While nearly two out of three adults in the United States struggle with issues related to being overweight, a smaller, but significant, portion of the population has eating disorders that result in being normal weight or underweight.
Anorexia nervosa is an eating disorder characterized by the maintenance of a body weight well below average through starvation and/or excessive exercise. Individuals suffering from anorexia nervosa often have a distorted body image. A distorted body image is referred to as body dysmorphia in the research literature and it means that people with anorexia nervosa view themselves as overweight even though they are not. Anorexia nervosa is associated with a number of significant negative health outcomes including bone loss, heart failure, kidney failure, amenorrhea (cessation of the menstrual period), reduced function of the gonads, and in extreme cases, death. Furthermore, there is an increased risk for a number of psychological problems, which include anxiety disorders, mood disorders, and substance abuse (Mayo Clinic, 2012a).

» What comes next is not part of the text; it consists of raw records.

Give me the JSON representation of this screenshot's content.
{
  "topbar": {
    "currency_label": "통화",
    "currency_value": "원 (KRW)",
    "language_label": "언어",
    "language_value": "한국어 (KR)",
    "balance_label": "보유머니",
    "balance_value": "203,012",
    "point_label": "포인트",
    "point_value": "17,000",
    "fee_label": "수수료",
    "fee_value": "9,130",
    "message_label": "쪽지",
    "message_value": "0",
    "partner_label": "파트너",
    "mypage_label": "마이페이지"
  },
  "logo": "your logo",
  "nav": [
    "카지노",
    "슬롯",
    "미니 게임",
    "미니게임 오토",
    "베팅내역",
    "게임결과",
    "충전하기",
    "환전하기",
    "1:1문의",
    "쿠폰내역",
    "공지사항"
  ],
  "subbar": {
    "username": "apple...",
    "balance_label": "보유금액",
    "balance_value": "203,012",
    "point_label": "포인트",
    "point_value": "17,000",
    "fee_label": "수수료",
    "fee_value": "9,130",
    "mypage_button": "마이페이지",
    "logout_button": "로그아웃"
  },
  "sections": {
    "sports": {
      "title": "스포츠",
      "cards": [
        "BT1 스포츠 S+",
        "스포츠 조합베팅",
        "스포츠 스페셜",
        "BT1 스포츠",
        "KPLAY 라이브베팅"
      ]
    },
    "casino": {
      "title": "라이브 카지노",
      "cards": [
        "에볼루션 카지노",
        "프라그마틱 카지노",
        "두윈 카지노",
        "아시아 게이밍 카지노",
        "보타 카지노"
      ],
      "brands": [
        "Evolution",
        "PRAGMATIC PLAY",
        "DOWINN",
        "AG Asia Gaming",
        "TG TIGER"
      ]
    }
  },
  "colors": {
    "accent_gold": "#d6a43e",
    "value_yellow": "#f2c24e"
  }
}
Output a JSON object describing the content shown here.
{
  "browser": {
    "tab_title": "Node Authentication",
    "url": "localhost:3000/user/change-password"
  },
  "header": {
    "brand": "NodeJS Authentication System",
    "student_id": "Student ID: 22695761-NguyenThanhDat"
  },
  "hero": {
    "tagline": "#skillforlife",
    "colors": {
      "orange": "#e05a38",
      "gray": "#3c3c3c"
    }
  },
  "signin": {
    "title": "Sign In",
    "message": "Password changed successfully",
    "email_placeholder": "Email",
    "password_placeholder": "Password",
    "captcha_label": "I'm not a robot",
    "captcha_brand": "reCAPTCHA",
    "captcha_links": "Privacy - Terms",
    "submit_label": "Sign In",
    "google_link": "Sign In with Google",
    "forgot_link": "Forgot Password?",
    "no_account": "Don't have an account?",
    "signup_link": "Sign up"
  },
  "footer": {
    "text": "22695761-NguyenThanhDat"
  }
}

Estimates of the prevalence of anorexia nervosa vary from across different studies but generally range from less than 1% to just over 4% in women. Generally, prevalence rates are considerably lower for men (Smink et al., 2012).
People with bulimia nervosa engage in binge eating behavior (consuming large amounts of food) that is followed by an attempt to compensate for the large amount of food consumed. Purging the food by inducing vomiting or through the use of laxatives are two common compensatory behaviors. Some affected individuals engage in excessive amounts of exercise to compensate for their binges. Bulimia is associated with many adverse health consequences that can include kidney failure, heart failure, and tooth decay. In addition, these individuals often suffer from anxiety and depression, and they are at an increased risk for substance abuse (Mayo Clinic, 2012b). The lifetime prevalence rate for bulimia nervosa is estimated at around 1% for women and less than 0.5% for men (Smink, van Hoeken, & Hoek, 2012).
Eating Disorders and Cross-Cultural Considerations
While both anorexia and bulimia nervosa occur in men and women of many different cultures, Caucasian females from Western societies tend to be the most at-risk population. Recent research indicates that females between the ages of 15 and 19 are most at risk, and it has long been suspected that these eating disorders are culturally-bound phenomena that are related to messages of a thin ideal often portrayed in popular media and the fashion world (Smink et al., 2012). While social factors play an important role in the development of eating disorders, there is also evidence that genetic factors may predispose people to these disorders (Collier & Treasure, 2004)..